- Footwear: Sturdy hiking shoes or boots are essential for exploring Big Sur’s scenic trails. Pack flip-flops or water shoes for beach visits, as the rocky shores can be challenging to navigate.
- Fog Gear: The region is known for its fog, which can roll in unexpectedly, especially during the early morning and late afternoon. A lightweight, water-resistant jacket and a pair of moisture-wicking pants will keep you comfortable in foggy conditions.
- Swimming Essentials: Big Sur’s water temperatures average around 50°F to 58°F (10°C to 14°C) throughout the year, making it too cold for most swimmers without a wetsuit. However, if you’re determined to take a dip, pack a swimsuit and swim shoes. Don’t forget a towel, sunscreen, and a change of clothes for after your swim.
- Camera and Binoculars: With its breathtaking scenery and abundant wildlife, you’ll want to capture every moment. Pack a high-quality camera and binoculars to make the most of your Big Sur experience.
- Safety and Navigation: Cell service can be spotty in Big Sur, so bring a physical map or download an offline version on your phone. A small first aid kit, flashlight, and a portable charger are also recommended for safety and convenience.
- Snacks and Hydration: While there are a few dining options in the area, there are not a ton. It’s always a good idea to pack some snacks and plenty of water for your hikes and explorations. We packed more than half of our food when we visited.

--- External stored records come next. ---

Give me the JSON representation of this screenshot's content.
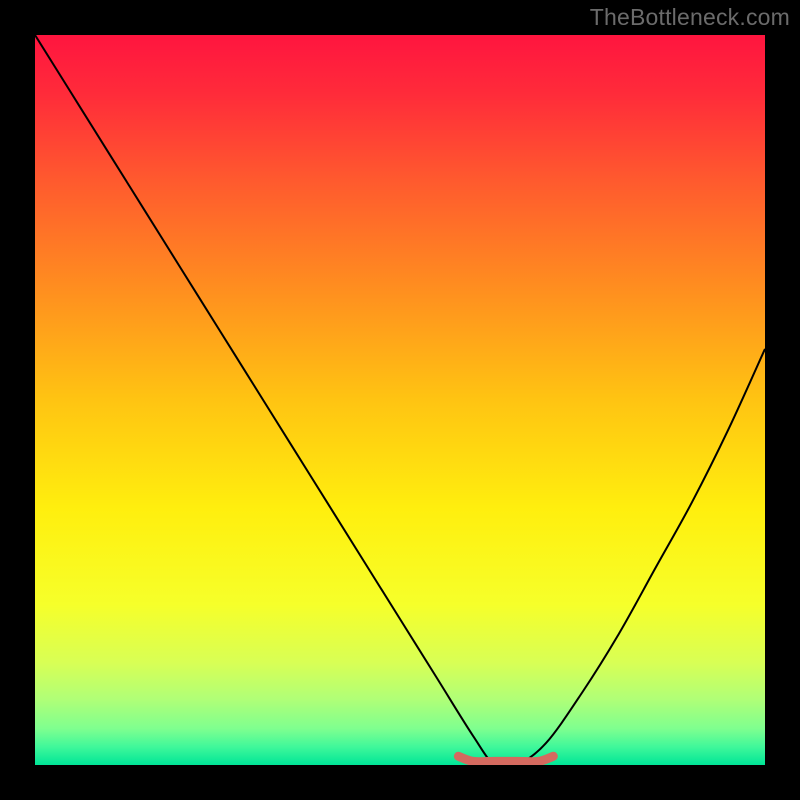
{
  "watermark": "TheBottleneck.com",
  "plot": {
    "inner_x": 35,
    "inner_y": 35,
    "inner_w": 730,
    "inner_h": 730
  },
  "chart_data": {
    "type": "line",
    "title": "",
    "xlabel": "",
    "ylabel": "",
    "xlim": [
      0,
      100
    ],
    "ylim": [
      0,
      100
    ],
    "series": [
      {
        "name": "bottleneck-curve",
        "x": [
          0,
          5,
          10,
          15,
          20,
          25,
          30,
          35,
          40,
          45,
          50,
          55,
          60,
          63,
          66,
          70,
          75,
          80,
          85,
          90,
          95,
          100
        ],
        "values": [
          100,
          92,
          84,
          76,
          68,
          60,
          52,
          44,
          36,
          28,
          20,
          12,
          4,
          0,
          0,
          3,
          10,
          18,
          27,
          36,
          46,
          57
        ]
      },
      {
        "name": "optimal-range-marker",
        "x": [
          58,
          60,
          63,
          66,
          69,
          71
        ],
        "values": [
          1.2,
          0.5,
          0.5,
          0.5,
          0.5,
          1.2
        ]
      }
    ],
    "gradient_stops": [
      {
        "offset": 0.0,
        "color": "#ff153f"
      },
      {
        "offset": 0.08,
        "color": "#ff2b3a"
      },
      {
        "offset": 0.2,
        "color": "#ff5a2e"
      },
      {
        "offset": 0.35,
        "color": "#ff8f1f"
      },
      {
        "offset": 0.5,
        "color": "#ffc412"
      },
      {
        "offset": 0.65,
        "color": "#ffef0e"
      },
      {
        "offset": 0.78,
        "color": "#f6ff2a"
      },
      {
        "offset": 0.86,
        "color": "#d8ff55"
      },
      {
        "offset": 0.91,
        "color": "#b0ff77"
      },
      {
        "offset": 0.95,
        "color": "#7fff8f"
      },
      {
        "offset": 0.975,
        "color": "#40f89a"
      },
      {
        "offset": 1.0,
        "color": "#00e597"
      }
    ],
    "marker_color": "#d46a5f",
    "curve_color": "#000000"
  }
}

Packing for a trip to Big Sur involves preparing for a range of weather conditions, from cool foggy mornings to sunny afternoons. Layered clothing, sturdy footwear, fog gear, swimming essentials, and safety/navigation items will help you make the most of your visit.